Here in New Mexico every supermarket sells packets of dried Mexican oregano. You can probably get it in Latino groceries everywhere or order online here. Buy it. It is great stuff, much more powerful than the usual dried oregano you’ve been using in Italian sauces. HG uses it combined with chopped raw onion on sides of white beans and on all chili (red or green) stews. Also very good on ratatouille. Along with middle eastern za’atar, it’s HG’s go to dried herb.

Tune-Up Cafe, A Santa Fe Gem.

October 19th, 2011 § 0 comments § permalink

It has always been HG”s belief (shared by SJ) that the breakfast burrito at Pete’s Diner on Denver’s gritty Colfax Avenue was state of the art. A big time, flavorful belly buster.

Well, move over, Pete. HG and BSK lunched on breakfast burritos at the rollicking Tune-Up Cafe on Hickox Street in Santa Fe and this is the new champ. The Tune UP serves a Breakfast Burrito that dreams are made of: Organic, thick cut bacon. Perfectly scrambled eggs. Crisp and not greasy fried potatoes. All wrapped in a tortilla and smothered in possibly the best green chili sauce in all of New Mexico. Yes, HG knows this is an inflammatory statement that may provoke disdain and anger among serious green chili heads. But, Tune-Up’s green chili is extraordinary. Dark. Smokey. Just enough heat to tickle but not bludgeon the tongue. Multi-level flavors.

There’s lots more on the menu. Salvadoran pupusas. Mediterranean pasta. Burgers of local, non-biotic-injected beef (served on a brioche bun with garlic mayonnaise). Flatiron steak. And, a long list of Mexican specialties ranging from fish tacos to enchiladas, chicken mole and tamales. You can accompany it all with fairly priced wine. Open all day (seven days a week) from breakfast to brunch, lunch and dinner. Very casual atmosphere, Friendly service. Affordable prices. But, the cooking is serious. Real talent elevates comfort food to new levels.

HG has come late to the party. Tune-Up has been discovered. Guy Fien of Food Network’s “Diners, Drive-Ins and Dives” visited and did a program (you can see the segment here).

When in Denver…

July 31st, 2011 § 0 comments § permalink

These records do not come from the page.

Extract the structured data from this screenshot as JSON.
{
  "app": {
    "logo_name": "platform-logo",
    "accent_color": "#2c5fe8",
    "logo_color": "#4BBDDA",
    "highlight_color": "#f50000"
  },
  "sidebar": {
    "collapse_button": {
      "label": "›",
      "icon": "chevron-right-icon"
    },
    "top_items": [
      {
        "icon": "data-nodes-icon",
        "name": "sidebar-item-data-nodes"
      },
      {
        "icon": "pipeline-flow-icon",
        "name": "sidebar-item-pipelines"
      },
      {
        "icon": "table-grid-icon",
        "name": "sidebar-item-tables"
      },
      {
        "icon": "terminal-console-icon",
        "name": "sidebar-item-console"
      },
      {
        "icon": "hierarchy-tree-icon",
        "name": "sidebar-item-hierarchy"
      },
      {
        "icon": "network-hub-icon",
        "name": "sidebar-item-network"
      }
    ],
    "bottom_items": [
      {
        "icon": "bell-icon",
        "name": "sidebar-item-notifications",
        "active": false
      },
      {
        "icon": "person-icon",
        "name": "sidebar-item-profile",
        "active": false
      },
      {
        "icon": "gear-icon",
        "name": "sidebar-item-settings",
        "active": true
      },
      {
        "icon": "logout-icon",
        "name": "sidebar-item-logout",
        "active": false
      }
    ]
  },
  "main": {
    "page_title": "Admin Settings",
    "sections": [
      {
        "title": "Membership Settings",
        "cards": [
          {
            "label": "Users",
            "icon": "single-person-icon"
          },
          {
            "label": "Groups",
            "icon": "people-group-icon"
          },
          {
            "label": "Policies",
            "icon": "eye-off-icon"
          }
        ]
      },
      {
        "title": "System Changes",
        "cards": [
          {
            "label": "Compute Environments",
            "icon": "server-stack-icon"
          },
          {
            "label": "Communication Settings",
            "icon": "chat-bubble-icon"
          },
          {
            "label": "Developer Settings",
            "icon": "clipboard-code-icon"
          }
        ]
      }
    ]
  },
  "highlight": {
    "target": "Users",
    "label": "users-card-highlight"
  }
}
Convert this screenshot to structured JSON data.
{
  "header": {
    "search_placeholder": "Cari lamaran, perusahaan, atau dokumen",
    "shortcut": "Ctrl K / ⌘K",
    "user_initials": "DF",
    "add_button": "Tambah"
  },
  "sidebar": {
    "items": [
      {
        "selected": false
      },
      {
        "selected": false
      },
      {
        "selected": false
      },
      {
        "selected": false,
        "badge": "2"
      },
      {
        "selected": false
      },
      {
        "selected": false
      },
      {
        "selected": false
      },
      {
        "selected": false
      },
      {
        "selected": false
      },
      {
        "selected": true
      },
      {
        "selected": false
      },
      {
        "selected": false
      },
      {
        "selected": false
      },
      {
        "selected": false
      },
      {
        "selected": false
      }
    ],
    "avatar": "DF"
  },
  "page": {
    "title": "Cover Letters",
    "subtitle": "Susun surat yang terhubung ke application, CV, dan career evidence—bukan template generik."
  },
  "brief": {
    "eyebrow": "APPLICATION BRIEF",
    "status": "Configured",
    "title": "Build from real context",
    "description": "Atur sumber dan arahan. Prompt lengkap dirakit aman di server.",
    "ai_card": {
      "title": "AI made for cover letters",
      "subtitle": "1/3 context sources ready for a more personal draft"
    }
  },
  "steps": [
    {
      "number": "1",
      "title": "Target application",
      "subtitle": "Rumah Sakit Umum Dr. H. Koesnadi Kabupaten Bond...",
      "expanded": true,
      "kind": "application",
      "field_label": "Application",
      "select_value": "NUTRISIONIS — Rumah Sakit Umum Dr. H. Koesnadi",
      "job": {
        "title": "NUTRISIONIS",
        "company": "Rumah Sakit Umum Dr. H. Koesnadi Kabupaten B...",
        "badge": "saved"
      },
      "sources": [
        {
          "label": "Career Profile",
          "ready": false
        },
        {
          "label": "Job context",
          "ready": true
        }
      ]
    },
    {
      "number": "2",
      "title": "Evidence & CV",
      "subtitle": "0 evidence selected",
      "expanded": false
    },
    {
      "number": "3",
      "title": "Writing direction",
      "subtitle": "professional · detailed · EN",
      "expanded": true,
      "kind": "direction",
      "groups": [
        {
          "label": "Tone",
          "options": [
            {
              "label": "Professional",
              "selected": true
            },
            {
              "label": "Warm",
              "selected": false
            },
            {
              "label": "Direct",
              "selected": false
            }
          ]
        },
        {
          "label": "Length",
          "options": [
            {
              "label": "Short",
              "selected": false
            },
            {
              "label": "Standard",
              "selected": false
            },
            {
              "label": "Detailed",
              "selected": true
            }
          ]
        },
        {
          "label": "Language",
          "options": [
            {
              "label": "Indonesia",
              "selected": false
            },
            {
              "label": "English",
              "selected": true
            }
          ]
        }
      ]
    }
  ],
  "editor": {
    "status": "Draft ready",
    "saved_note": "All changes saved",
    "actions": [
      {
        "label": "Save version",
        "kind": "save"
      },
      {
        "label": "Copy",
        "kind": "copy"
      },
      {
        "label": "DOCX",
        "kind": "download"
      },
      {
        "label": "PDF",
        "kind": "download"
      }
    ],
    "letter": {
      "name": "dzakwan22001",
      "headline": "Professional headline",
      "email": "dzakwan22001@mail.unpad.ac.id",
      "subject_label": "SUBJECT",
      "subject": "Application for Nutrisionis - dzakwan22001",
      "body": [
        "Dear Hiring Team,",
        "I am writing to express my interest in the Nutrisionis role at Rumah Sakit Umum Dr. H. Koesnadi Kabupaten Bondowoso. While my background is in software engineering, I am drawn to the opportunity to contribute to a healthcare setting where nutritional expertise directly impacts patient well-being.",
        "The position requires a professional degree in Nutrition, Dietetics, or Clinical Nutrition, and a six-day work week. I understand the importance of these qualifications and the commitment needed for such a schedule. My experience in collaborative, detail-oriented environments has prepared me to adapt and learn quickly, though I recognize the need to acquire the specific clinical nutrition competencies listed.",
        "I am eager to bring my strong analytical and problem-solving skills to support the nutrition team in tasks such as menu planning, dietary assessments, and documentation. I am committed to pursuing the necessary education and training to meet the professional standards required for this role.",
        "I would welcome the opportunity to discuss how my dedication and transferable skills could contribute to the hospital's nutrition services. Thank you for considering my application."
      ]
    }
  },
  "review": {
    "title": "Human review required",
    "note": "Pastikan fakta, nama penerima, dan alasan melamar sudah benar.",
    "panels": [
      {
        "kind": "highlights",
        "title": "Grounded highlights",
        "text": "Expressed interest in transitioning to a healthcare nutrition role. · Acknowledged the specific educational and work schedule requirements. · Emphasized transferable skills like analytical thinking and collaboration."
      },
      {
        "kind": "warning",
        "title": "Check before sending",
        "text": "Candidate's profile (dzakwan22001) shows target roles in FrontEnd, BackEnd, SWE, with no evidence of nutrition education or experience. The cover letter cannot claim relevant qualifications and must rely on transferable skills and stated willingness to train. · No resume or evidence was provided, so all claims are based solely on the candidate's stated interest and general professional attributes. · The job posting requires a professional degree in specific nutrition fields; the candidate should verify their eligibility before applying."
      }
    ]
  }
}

Do not miss the two Pete’s Kitchens on gritty Colfax Avenue. The original Pete’s Kitchen on Colfax and Race stays open 24 hours a day and draws — to say the least — a varied crowd. Hookers (and their business agents); cops, criminals, rock musicians, lawyers, bankers. Everyone. Specialties are a breakfast burrito (preposterously large) and a very good feta cheese omelet (a bow to the founder’s Greek origins). Pete’s Breakfast Burrito contains eggs, onions, fried potatoes; bacon, ham or sausage. It is generously smothered in tangy green chile with big chunks of pork shoulder. This is a meal for the day. Eat one on Monday. Dine again on Tuesday. (SJ would like to add that these breakfast burritos exert a powerful grip on one’s memory. This had led to SJ experimenting for many fruitless hours to reproduce Pete’s exact ratio of crunchy home fries to eggs and so forth. This left SJ with only one option which has been to beg unwary Denverites heading to NYC to please bring him a Pete’s Kitchen Breakfast Burrito. Offer still stands!)

The other Pete’s is on the same side of the street (south) but further west. It’s a small place that features giant omelets (with some creative ingredients) and the best pancakes you will ever taste. (You can also try the Satire Lounge, owned by Pete’s and adjacent to the Race Street location. Pleasant Mexican food).

If fine dining is your taste, Denver has great spots like Fruition and the Japanese fusion great, Bones, but for classic and authentic diner food with a Western twist, the Pete’s can’t be beat.

Sante Fe Bliss

May 1st, 2011 § 0 comments § permalink

Just back from sunny morning at the Santa Fe Farmers Market. Bought lots of baby lettuce and field greens. Some nice Daikon radish. Healthy sprouts. Semolina pasta. Got some very mild, roasted green chiles for a pork stew. HG has become wary of native grown chile. What folks from Chimayo call “medium” can set a gringo on fire. But, the Santa Fe market isn’t just about food. There’s very good music ranging from bluegrass to classical cello. And, to understate, a very colorful crowd. Retired movie stars. Ex-hippies. Texas plutocrats. Followers of various gurus and spiritual guides. You name it, Santa Fe’s got it.